Secondly, there is the need to be willing to ‘fail whilst trying’. And not only to encourage experimentation, but reward efforts that result in failure as well as those which result in success. “Reward failure?” you may ask somewhat incredulously. Yes, you heard correctly, reward failure. If the effort has been one to attempt something new, discover a better way or enhance the value of the business and those involved, then such efforts deserve recognition not censure. Encouraging genuine participation means creating an environment free of the fear of failure. It is deliberately creating a zone in which the fear factor is not present and one in which staff (and clients / customers / suppliers etc…) can share their ideas, express themselves and have some sort of discretion to discover new and better ways. How best to incorporate this into the very DNA of your business would depend on the business you are in and your own particular environment. 3M have done some work in this regard, including their renowned Failures Forum where opportunity is provided for staff to share what ‘hasn’t worked’. It was out of this forum that the Post-it note emerged, a product that significantly impacted 3M.
There are two obvious benefits to flow out of authentic participation. Firstly, it creates ownership. Any smart leader knows that when those both inside and outside the business have a sense of ownership, then the business is likely to enjoy good health. In fact, the sense of ownership is directly proportionate to the degree of policing or controlling needed. When those involved feel as though it is ‘their business,’ issues relating to motivation, discipline, security and control slide off the main page of the leader’s agenda – and I know many a CEO who would be grateful to see the back of those items on his / her agenda! This is as true for any business leader as it is for a parent in the area of raising children. Both are a process and not instantaneous. Both require the leader / parent to see the ‘big picture’ and actively and intentionally work towards achieving the desired state. Both will encounter set-backs and disappointments along the way. Both will learn not to play to the applause or the jeers that are certain to mark the journey. Both will produce results desired by some and envied by others.

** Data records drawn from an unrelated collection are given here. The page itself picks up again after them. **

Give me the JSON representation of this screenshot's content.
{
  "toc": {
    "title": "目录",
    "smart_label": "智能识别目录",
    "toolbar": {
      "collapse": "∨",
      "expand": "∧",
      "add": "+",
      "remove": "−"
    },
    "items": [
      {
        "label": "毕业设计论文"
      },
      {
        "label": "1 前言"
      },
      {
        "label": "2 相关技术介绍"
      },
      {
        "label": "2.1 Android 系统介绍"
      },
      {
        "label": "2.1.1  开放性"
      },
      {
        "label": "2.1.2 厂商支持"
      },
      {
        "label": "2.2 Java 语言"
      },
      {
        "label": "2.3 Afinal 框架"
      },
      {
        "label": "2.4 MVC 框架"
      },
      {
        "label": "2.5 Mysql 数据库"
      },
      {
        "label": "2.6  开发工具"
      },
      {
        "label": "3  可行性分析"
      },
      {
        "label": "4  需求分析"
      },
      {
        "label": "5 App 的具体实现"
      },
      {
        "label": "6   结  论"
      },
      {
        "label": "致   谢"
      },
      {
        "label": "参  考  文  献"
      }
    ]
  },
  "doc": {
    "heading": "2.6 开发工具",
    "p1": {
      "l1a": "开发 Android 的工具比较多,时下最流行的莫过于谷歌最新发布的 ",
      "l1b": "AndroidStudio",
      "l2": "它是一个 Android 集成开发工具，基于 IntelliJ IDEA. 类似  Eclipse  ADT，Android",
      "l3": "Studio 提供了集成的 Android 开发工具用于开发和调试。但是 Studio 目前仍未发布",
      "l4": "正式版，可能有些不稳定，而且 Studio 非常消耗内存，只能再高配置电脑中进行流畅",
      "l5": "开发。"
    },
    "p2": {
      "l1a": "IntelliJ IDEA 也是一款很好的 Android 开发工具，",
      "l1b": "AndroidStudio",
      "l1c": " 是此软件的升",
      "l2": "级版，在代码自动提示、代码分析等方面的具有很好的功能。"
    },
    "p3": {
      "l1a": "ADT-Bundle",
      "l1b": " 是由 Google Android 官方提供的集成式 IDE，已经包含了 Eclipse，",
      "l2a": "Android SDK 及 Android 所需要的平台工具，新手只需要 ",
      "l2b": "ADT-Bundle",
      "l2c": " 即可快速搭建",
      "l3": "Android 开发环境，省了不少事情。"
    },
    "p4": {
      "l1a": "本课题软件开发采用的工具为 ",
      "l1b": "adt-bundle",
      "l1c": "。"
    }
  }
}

Secondly, authentic participation leads to innovation. As those surrounding the business share their perceptions and are allowed to participate in working towards finding better ways to do things, genuine innovation will occur. Participation and freedom to fail are the very soil from which innovation grows. How often have I heard leaders express the desire for innovation within their business but who remain unwilling, or unable to create the type of environment in which innovation can thrive. In the times in which we live it is the ability to adapt, to innovate, to change, that will ensure survival. It is not about “survival of the fittest” – a phrase first coined by sociologist Herbert Spencer, but rather about the ability to adapt and evolve. The ability to do this requires businesses to give attention to intentionally developing their innovative muscle. One motivation for doing this is then very real possibility that the core of what constitutes your business may simply not exist in 10 years time!
Best beats good every time! Now go out and do your best…start by looking for someone to talk with and listen hard! I can just imagine it…someone who routinely crosses your path but who you have never really acknowledged, gets home tonight and says to his / her spouse, “Honey, you’ll never guess what happened to me today…”
Go ahead, make their day…it will make your future.